For a time tower defense was a fairly refreshing genre, and when developers see something new and exciting of course the inevitable wave of different titles will flow in. When the market places is drowning in Tower Defense, it really takes something unique to standout in the crowd, and for those who played the first Anomaly they undoubtedly discovered just that – a uniquely different and breath of fresh air to tower defense. Anomaly is an anomaly unto itself; it's really a tower defense game that's not a tower defense game. Instead it's about role reversal, with the concept of tower offense. You don't plot towers and defend a base. No, in the Anomaly franchise you're the creepers that move slowly across the map to destroy towers; and Anomaly 2 expands on those ideas.

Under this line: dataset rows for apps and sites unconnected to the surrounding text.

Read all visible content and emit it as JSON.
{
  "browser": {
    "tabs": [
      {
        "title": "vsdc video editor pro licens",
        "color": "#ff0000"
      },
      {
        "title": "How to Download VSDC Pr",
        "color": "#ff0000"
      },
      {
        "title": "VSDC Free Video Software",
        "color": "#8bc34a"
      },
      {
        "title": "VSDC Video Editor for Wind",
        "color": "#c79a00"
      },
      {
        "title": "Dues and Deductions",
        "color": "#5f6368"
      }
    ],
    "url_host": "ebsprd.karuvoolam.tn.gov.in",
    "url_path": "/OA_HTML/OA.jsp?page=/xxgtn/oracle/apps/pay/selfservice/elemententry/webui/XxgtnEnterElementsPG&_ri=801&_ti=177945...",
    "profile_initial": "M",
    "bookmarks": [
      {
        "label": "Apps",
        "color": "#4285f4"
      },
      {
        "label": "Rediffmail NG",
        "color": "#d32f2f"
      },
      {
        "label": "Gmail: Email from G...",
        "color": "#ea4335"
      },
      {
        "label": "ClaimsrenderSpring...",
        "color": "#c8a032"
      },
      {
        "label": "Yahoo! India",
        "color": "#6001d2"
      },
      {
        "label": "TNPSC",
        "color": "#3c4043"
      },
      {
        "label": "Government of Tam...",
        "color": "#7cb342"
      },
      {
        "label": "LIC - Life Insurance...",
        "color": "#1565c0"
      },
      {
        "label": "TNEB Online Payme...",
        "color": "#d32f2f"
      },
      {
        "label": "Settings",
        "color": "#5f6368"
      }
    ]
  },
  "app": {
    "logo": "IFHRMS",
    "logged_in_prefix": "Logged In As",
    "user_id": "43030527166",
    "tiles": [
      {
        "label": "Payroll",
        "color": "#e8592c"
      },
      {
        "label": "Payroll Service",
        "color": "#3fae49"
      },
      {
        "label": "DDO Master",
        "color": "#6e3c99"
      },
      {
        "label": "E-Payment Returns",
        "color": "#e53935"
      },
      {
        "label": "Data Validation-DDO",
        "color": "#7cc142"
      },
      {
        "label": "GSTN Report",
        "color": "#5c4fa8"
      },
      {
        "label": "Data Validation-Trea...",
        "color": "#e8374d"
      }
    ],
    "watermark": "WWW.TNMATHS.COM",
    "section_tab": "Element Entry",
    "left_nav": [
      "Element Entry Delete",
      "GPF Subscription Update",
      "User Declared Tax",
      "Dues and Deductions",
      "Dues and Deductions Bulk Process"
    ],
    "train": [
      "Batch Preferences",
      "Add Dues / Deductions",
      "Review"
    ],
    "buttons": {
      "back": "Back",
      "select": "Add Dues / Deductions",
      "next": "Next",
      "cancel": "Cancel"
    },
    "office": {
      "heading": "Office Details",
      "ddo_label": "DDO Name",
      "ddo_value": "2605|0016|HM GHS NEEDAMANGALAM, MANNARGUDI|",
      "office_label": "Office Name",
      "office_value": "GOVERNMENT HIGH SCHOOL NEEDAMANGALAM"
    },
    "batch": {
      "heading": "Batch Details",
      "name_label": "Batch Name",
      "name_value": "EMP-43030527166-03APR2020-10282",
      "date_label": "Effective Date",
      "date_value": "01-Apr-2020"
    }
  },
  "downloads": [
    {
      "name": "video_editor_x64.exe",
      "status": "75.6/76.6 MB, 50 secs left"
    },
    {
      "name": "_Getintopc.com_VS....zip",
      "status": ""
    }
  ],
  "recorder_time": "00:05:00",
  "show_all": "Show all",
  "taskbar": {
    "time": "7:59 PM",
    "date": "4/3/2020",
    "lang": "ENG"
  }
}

Picking up several years after the events of the first game, the narrative follows a batch of militants who have band together in an attempt to dredge across an American landscape that's a frozen husk of its former self. You play as Lieutenant Simon Linx, the leader to a convoy of various mechanized vehicles. The narrative will have Linx fighting across collapsing bridges, taking cover behind a destroyed Statue of Liberty and battling through cities that lie in ruin from the Anomaly's devastating effects inflicted on the Earth. With the hopes of removing the robotic menace and returning the planet back to its natural state, Linx is tasked with a mission to construct a special weapon called Shockwave. None of the story is really praise-worthy enough to jump off the so-called page, but it was intriguing enough that I wanted to know how it would all play out by the end of the 7 hour campaign.
During Simon's quest to construct Shockwave is also when the game introduces the gameplay concepts regarding how each of the enemy towers operates and the different abilities of each war machine at Simon's disposal. The explanations are given at a steady and effective pace, which is very much needed because there a plenty of enemy towers to familiarize yourself with and even more vehicles.
For example, each vehicle has two alternate forms they can morph into with varying abilities. Like the Assault Hound that's a tank equipped with two 6-barrel Gatling guns in one form, but when transformed it's a bi-peddle mech with twin flame throwers that allow it to hit two targets simultaneously. Or the helicopter that envelopes your squad in an energy shield in one form and bends time in another to slowdown enemies' actions to a crawl. Making use of a varied squad to combat the towers' differing abilities is vital to complete missions. If you're not in control of your convoy or balancing your squad intelligently, Anomaly has no problem killing you quickly for short-sighted tactics.
To manage the battlefield you'll take direct control of Lieutenant Linx who can layout the squad's route, issue vehicle transformations, order unit upgrades, rearrange vehicles placement and even use skills to plant items around the battle field to aid your team; like decoys to draw fire away from your platoon or plot regenerative areas to repair allied vehicles. Combat is crazy and hectic, while also being strategic and layered with fluctuating levels of tactics to apply to achieve victory. With an exception to one of the final stages that slows to a screeching slow pace, and you're forced to play a stealth-like mission that's also an escort. Overall though, the battlefield is energetic, explosive and looks brilliant with spectacular details.
Some people say the devil's in the details, usually implying that the smallest nuances can have the largest changes and Anomaly 2 does just that – it's not an overhaul of the concepts from the first entry into the franchise, but it does have subtle changes and additions that are welcome. Besides, if the concept isn't broke, don't fix it. Developer 11-Bit Studios realizes this and doesn't attempt to innovate over an already innovative idea on Tower Defense and in the process, they made a great game.